* **DATASET ENTRIES**
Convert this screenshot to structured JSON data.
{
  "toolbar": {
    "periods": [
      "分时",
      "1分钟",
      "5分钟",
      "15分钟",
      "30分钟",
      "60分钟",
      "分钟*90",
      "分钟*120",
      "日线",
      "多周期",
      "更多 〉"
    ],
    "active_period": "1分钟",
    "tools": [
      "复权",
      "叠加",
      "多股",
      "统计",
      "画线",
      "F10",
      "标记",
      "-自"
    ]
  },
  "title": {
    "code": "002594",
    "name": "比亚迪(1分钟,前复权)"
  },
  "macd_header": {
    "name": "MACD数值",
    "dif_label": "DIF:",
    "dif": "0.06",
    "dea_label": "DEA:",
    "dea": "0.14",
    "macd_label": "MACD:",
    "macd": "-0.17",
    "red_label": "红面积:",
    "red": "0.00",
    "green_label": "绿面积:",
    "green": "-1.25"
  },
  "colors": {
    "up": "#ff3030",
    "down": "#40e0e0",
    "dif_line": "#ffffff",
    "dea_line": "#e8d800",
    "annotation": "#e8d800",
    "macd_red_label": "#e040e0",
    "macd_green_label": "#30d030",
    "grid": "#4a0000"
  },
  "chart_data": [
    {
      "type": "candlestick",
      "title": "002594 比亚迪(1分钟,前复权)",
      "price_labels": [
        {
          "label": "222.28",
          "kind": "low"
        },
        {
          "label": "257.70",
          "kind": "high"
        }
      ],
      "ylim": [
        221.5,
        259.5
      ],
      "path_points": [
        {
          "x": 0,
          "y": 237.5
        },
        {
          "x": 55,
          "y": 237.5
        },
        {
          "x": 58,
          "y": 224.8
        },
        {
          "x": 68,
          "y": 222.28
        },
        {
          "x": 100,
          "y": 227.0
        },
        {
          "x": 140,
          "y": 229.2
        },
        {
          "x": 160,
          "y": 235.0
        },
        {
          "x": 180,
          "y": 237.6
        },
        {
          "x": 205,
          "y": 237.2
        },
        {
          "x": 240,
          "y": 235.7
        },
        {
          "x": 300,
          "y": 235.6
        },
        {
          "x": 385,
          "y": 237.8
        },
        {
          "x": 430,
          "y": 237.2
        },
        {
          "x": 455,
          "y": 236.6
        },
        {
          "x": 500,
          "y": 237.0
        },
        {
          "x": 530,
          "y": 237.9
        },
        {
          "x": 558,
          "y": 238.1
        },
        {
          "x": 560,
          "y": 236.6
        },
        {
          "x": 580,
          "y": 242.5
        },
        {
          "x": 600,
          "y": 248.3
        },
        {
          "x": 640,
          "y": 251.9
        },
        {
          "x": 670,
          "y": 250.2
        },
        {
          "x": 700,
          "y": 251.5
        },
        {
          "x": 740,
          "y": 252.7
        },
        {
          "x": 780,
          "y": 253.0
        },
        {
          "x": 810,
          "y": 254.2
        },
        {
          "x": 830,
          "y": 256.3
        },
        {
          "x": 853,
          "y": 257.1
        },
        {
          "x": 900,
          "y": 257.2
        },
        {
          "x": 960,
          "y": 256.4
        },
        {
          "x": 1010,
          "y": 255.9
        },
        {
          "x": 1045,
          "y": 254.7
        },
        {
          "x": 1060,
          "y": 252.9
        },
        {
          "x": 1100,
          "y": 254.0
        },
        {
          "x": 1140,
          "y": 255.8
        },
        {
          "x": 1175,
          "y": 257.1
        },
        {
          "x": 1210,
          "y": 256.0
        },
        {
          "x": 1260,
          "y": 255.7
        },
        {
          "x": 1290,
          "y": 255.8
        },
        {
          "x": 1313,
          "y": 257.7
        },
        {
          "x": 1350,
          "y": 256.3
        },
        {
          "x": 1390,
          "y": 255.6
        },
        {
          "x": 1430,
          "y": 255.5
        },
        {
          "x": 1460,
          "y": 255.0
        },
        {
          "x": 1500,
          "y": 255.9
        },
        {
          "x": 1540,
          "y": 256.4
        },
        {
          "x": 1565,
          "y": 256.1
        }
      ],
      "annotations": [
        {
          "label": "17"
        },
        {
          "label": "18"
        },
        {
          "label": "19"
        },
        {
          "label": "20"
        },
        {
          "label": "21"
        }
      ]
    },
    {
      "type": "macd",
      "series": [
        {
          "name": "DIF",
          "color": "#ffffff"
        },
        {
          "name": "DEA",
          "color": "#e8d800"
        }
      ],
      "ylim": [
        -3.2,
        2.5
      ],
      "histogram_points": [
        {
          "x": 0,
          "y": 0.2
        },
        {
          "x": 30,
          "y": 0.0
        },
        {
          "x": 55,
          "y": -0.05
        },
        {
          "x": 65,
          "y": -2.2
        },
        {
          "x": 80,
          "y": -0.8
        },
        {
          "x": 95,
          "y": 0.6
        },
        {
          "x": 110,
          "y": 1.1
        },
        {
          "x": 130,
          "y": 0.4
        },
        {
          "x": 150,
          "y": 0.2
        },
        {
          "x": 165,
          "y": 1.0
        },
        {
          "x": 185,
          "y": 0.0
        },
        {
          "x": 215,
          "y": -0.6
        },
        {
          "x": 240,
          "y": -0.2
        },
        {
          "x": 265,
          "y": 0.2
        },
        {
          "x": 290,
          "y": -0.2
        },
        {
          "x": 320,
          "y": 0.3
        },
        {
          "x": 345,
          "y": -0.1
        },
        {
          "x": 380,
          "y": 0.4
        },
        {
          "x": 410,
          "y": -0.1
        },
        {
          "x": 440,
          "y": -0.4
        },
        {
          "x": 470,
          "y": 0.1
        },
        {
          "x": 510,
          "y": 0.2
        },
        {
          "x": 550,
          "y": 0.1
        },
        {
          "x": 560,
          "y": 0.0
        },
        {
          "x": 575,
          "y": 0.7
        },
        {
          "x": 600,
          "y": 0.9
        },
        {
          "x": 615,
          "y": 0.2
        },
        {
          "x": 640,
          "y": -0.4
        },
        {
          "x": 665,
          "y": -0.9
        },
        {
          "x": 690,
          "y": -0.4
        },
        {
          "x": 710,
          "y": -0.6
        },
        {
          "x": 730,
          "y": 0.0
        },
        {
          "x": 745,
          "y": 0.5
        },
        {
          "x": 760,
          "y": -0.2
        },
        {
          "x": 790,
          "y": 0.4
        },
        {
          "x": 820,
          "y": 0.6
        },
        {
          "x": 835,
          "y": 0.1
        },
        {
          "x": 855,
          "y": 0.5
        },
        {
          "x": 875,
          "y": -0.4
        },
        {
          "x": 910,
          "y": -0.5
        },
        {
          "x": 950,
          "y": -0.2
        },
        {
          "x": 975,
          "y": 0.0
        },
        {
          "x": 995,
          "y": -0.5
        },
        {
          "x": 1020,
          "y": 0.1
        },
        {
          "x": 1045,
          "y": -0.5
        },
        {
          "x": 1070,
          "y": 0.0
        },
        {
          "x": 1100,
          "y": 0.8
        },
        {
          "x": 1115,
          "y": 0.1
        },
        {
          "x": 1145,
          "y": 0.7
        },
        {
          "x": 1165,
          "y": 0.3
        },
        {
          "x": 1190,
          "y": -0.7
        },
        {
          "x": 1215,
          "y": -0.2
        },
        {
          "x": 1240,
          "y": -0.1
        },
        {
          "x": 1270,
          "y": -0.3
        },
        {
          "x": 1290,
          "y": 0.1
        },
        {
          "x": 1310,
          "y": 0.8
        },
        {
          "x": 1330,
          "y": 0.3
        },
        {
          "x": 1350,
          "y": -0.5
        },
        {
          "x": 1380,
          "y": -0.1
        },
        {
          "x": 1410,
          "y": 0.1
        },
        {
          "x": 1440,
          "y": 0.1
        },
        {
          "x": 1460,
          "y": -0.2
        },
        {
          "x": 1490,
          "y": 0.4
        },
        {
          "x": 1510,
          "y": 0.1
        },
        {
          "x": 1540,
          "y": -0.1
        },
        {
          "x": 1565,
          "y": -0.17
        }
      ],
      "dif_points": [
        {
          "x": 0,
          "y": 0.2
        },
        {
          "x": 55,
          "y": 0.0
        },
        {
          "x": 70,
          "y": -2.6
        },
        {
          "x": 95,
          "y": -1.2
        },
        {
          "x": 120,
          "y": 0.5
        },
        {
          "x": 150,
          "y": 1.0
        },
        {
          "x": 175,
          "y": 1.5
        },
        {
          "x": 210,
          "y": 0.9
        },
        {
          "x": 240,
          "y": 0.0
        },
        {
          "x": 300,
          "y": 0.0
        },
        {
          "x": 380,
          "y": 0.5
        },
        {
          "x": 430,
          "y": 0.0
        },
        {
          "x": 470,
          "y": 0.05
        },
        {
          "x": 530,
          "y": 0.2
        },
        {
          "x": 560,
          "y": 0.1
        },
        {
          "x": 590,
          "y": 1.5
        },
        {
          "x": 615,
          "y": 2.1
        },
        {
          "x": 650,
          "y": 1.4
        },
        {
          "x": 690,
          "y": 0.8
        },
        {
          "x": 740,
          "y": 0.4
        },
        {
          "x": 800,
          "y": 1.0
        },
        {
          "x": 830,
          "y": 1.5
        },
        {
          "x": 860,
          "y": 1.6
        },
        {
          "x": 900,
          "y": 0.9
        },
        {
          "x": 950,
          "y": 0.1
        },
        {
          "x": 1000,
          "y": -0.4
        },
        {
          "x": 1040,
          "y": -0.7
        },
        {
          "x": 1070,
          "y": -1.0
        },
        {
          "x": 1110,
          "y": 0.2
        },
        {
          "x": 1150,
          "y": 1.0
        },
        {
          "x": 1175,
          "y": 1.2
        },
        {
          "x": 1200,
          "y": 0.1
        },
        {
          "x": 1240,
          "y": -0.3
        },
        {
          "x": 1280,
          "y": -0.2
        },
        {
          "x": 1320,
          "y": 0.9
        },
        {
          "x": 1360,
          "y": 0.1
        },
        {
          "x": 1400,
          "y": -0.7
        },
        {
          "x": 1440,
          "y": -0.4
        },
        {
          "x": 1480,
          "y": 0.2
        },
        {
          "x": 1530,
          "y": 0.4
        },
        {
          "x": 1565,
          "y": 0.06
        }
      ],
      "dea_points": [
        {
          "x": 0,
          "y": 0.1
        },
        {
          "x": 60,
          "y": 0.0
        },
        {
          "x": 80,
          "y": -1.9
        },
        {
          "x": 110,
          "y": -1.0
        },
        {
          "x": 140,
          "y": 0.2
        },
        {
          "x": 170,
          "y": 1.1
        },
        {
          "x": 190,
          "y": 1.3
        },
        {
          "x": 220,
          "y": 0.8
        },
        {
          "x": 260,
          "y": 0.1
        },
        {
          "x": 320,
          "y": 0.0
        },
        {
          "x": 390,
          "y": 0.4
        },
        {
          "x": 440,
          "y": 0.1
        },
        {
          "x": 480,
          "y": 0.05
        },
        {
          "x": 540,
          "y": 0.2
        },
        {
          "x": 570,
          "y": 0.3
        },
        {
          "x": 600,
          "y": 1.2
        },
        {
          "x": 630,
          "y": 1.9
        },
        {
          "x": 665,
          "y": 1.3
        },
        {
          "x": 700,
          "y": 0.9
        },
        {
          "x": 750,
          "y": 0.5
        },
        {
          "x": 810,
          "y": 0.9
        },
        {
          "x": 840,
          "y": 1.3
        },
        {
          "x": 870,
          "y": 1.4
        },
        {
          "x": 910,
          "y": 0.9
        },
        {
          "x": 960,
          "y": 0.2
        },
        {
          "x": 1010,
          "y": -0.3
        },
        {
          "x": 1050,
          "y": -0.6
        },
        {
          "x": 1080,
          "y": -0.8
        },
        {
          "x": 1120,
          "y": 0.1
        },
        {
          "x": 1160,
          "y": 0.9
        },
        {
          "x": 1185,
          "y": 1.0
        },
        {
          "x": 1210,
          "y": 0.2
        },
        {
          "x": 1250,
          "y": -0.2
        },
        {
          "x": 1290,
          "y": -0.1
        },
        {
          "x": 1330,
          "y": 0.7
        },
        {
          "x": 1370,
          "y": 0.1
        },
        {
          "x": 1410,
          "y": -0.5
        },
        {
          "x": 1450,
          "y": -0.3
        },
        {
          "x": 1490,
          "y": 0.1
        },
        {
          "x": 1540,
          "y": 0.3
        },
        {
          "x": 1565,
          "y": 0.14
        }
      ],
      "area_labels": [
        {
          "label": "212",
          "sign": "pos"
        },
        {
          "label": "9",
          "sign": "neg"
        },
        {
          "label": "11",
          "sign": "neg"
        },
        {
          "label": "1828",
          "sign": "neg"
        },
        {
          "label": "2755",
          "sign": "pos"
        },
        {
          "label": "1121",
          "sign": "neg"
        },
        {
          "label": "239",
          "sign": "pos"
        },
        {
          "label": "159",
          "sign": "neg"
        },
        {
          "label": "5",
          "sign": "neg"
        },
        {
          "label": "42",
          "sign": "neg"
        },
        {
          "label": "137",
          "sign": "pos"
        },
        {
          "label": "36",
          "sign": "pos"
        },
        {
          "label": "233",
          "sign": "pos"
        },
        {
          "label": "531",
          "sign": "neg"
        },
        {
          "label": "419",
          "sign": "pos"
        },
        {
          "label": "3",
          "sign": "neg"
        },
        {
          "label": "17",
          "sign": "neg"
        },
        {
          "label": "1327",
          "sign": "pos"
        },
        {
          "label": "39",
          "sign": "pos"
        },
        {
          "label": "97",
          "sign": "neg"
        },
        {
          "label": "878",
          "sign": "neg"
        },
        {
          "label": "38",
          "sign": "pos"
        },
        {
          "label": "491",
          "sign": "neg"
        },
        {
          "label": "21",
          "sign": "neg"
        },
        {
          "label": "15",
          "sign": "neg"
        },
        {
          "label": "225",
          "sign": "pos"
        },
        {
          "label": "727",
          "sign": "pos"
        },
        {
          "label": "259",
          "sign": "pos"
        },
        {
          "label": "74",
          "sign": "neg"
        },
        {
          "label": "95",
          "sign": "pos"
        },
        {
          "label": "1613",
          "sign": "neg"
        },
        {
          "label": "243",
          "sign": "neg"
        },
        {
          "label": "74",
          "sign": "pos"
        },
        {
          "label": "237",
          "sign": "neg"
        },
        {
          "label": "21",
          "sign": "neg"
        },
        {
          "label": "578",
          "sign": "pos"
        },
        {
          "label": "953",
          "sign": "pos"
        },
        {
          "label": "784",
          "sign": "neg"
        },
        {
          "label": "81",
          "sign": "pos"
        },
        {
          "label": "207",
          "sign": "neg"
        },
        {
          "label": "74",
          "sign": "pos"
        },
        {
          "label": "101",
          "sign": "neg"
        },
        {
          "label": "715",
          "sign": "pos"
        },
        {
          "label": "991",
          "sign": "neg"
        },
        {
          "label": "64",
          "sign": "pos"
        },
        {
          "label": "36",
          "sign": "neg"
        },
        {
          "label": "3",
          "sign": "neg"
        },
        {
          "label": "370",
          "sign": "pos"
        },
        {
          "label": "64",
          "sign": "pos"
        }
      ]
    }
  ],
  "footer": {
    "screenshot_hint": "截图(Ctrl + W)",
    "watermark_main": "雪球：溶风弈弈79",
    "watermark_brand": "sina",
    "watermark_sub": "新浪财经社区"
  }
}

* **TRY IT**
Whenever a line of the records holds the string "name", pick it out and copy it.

* **PROBLEM SOLUTION**
    "name": "比亚迪(1分钟,前复权)"
    "name": "MACD数值",
          "name": "DIF",
          "name": "DEA",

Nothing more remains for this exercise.